::: Exercise inputs :::

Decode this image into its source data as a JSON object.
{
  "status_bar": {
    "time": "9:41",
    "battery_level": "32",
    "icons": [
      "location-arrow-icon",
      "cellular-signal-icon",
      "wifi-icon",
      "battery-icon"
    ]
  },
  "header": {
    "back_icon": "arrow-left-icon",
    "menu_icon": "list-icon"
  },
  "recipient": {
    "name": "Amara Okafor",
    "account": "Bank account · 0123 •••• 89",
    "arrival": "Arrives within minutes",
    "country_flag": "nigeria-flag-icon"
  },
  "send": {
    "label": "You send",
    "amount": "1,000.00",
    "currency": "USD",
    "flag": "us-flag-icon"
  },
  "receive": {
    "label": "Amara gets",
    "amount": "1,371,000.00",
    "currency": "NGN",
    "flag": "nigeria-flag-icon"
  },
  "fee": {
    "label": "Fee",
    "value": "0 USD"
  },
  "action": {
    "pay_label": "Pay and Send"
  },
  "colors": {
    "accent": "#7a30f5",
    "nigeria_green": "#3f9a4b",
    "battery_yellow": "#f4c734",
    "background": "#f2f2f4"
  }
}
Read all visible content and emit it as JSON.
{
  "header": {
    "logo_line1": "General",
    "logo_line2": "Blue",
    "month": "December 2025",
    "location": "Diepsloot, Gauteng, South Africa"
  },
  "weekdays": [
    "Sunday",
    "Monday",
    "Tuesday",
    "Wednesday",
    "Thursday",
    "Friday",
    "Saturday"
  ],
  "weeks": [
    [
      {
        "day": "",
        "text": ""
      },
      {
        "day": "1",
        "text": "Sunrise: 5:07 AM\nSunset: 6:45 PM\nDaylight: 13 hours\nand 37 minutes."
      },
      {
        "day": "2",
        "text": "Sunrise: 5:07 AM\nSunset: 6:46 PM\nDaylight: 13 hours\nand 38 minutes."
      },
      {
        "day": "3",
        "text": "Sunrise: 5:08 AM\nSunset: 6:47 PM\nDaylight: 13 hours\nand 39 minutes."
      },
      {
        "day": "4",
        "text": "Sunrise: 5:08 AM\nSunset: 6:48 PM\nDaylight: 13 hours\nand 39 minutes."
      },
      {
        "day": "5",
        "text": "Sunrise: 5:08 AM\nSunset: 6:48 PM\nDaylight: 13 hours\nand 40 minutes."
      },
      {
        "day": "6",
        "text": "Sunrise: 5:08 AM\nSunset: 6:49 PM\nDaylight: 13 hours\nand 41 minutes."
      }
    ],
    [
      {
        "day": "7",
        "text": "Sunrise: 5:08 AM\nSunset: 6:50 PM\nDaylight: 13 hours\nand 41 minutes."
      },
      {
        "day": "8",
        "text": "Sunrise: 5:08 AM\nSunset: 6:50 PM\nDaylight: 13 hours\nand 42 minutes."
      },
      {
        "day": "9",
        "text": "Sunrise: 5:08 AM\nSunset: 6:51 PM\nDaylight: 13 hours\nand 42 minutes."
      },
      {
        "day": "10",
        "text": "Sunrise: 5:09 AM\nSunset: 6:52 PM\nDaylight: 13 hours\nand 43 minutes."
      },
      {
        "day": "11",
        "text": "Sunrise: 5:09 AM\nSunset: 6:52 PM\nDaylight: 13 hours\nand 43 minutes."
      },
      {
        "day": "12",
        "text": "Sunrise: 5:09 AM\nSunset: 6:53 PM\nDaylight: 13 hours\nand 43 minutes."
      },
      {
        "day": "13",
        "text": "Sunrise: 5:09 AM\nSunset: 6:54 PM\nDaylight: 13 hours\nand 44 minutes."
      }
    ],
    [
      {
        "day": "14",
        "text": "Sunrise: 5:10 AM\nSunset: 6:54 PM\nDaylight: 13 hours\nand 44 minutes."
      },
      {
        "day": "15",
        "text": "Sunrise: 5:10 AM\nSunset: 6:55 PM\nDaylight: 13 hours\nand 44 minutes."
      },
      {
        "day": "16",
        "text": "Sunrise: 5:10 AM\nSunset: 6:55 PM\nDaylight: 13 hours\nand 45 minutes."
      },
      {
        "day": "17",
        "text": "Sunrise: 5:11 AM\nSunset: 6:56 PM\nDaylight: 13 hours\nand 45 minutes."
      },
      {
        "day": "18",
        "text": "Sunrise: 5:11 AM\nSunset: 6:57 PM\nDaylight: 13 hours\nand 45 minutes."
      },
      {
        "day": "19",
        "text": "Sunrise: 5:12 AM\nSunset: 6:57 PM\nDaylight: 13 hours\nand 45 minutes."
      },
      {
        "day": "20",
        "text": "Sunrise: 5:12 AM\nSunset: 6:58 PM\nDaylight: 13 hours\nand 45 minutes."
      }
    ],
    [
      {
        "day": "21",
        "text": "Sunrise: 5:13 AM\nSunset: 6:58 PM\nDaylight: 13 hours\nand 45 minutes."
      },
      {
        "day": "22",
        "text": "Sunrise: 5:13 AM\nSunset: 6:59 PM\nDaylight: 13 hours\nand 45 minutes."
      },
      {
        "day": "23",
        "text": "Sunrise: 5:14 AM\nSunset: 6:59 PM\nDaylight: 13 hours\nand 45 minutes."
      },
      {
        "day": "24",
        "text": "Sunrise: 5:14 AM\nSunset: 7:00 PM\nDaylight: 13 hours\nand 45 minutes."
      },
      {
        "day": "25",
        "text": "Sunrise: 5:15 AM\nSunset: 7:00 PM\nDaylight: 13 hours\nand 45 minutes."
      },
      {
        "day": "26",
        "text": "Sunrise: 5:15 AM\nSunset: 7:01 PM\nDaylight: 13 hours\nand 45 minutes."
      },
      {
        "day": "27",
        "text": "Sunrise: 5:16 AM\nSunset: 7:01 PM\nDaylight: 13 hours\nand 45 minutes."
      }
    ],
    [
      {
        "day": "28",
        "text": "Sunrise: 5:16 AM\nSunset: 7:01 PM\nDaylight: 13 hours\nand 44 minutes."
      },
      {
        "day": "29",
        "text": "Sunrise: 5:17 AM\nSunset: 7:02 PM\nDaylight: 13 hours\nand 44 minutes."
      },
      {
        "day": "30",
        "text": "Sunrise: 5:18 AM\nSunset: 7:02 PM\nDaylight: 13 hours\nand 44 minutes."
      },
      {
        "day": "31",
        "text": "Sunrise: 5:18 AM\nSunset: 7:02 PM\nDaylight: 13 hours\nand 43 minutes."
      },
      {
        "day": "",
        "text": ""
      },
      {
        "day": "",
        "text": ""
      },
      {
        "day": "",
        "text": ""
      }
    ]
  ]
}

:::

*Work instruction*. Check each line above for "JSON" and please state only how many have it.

*Solution to this task*. 2